Head, Enology-Grape Chemistry Group
Department of Food Science & Technology
Virginia Tech - 0418
Blacksburg, VA 24061
Course fee is non-refundable.
Red Wine Fermentation with Oak. Several previous editions of Enology Notes and the Vintners Corner hard copy newsjournal have discussed the benefits of red wine fermentation with oak.
The following are important points to consider:
Extraction of oak compounds during fermentation may help to solubilize tannins and maintain color stability. Aldehyde compounds extracted from toasted oak may help to cross-link anthocyanins and tannins, perhaps in a way similar to what occurs during microoxygenation.
The presence of cross links allow for a close proximity of anthocyanins and phenolic polymers and favors the formation of stacked or copigmented anthocyanins. Copigmented anthocyanins are responsible for a disproportionally large percentage of spectral color.
Fermentation with wood favors the precipitation of about 1/3 of the ellagic tannins (harsh phenol) thus potentially making a more structurally integrated product.
High Potassium/High pH. Two common problems we have with most red varieties in Virginia are elevated pHs and the accumulation of high levels of potassium at harvest. Potassium uptake is believed to be regulated by an enzyme system that allows cations like potassium to be exchanged for protons (H+) from organic acids. This exchange increases the upward shift in pH.
There is no evidence to suggest a strong relationship between soil potassium and must potassium, except in cases of severe soil deficiency or excess. The availability of potassium in the soil, soil moisture, soil exchange capacity, size and age of the root system, number of clusters per vine, vine vigor and leaf shading all influence the potassium uptake.
Shallow soils and younger vines are believed to contain more potassium in the upper root system which may be easily translocated to the fruit.
The longer the fruit is on the vine, the greater is the potassium uptake and pH elevation. This is a down side, but is usually off-set by increases in varietal aroma/flavor and phenol maturity.
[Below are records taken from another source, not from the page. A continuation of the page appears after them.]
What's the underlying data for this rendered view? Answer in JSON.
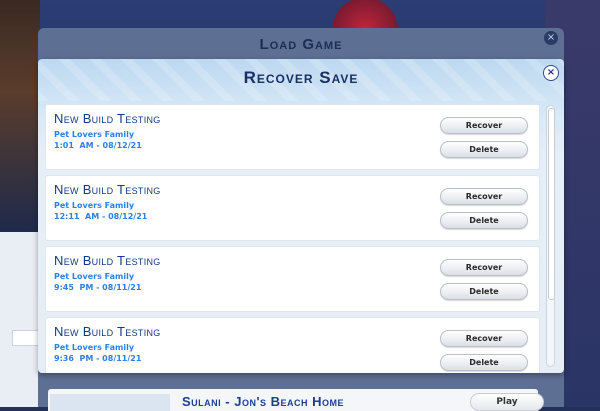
{
  "load_game": {
    "title": "Load Game",
    "close_label": "×",
    "background_row": {
      "title": "Sulani - Jon's Beach Home",
      "play_label": "Play"
    }
  },
  "recover_save": {
    "title": "Recover Save",
    "close_label": "×",
    "saves": [
      {
        "title": "New Build Testing",
        "family": "Pet Lovers Family",
        "time": "1:01  AM - 08/12/21",
        "recover_label": "Recover",
        "delete_label": "Delete"
      },
      {
        "title": "New Build Testing",
        "family": "Pet Lovers Family",
        "time": "12:11  AM - 08/12/21",
        "recover_label": "Recover",
        "delete_label": "Delete"
      },
      {
        "title": "New Build Testing",
        "family": "Pet Lovers Family",
        "time": "9:45  PM - 08/11/21",
        "recover_label": "Recover",
        "delete_label": "Delete"
      },
      {
        "title": "New Build Testing",
        "family": "Pet Lovers Family",
        "time": "9:36  PM - 08/11/21",
        "recover_label": "Recover",
        "delete_label": "Delete"
      }
    ]
  },
  "colors": {
    "title_blue": "#1a2f66",
    "save_title_blue": "#123a86",
    "meta_blue": "#2f7fe0",
    "dialog_bg": "#e7edf4"
  }
}
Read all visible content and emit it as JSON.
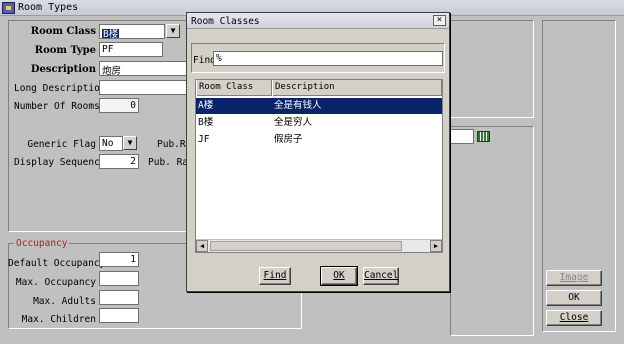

Understand the potential detriments of elevated pH in reds and attempt to keep the finished wine below pH 3.8 or 3.9. A red wine with a pH above this upper range will have diminished primary fruit aromas and a nonharmonious, soapy tactile impression in the mouth.
Must potassium greater than about 1500 mg/L (almost all Virginia red varieties) will give a pH increase of at least 0.2 pH units with pomace contact.
Musts with an initial low titratable acidity and high pH should be targeted for pre-fermentation acid adjustments to about 3.6, perhaps lower if you anticipate an upward shift of greater than 0.2 pH with pomace contact. Here, experience with your fruit is very important.
Be prepared to make pre-fermentation acid additions. While there may be a need for post-fermentation touch-up, additions up front will help to produce a wine where the acid is well integrated.
Precision and accuracy in your pH and TA analyses are critical!
Also remember that high pH musts are more susceptible to microbiological degradation. Increase the concentration of sulfur dioxide added to the must to avoid this.
Subscription to Enology Notes. All past Enology Notes and Vintner's Corner newsjournals are posted on the Enology-Grape Chemistry Group's web site at: http://www.fst.vt.edu/zoecklein/index.html or http://www.vtwines.info/. Enology Notes are slightly different in content from the subscription based Vintner's Corner newsjournal.
To be added to the Enology Notes list serve send an email message to email@example.com with the word "ADD" or "REMOVE" in the subject line.
Dr. Bruce Zoecklein
Associate Professor and Enology Specialist
Head Enology-Grape Chemistry Group
Department of Food Science and Technology
Blacksburg VA 24061
Enology-Grape Chemistry Group Web address: www.vtwines.info or www.fst.vt.edu/zoecklein/index.html
Phone: (540) 231-5325
Fax: (540) 231-9293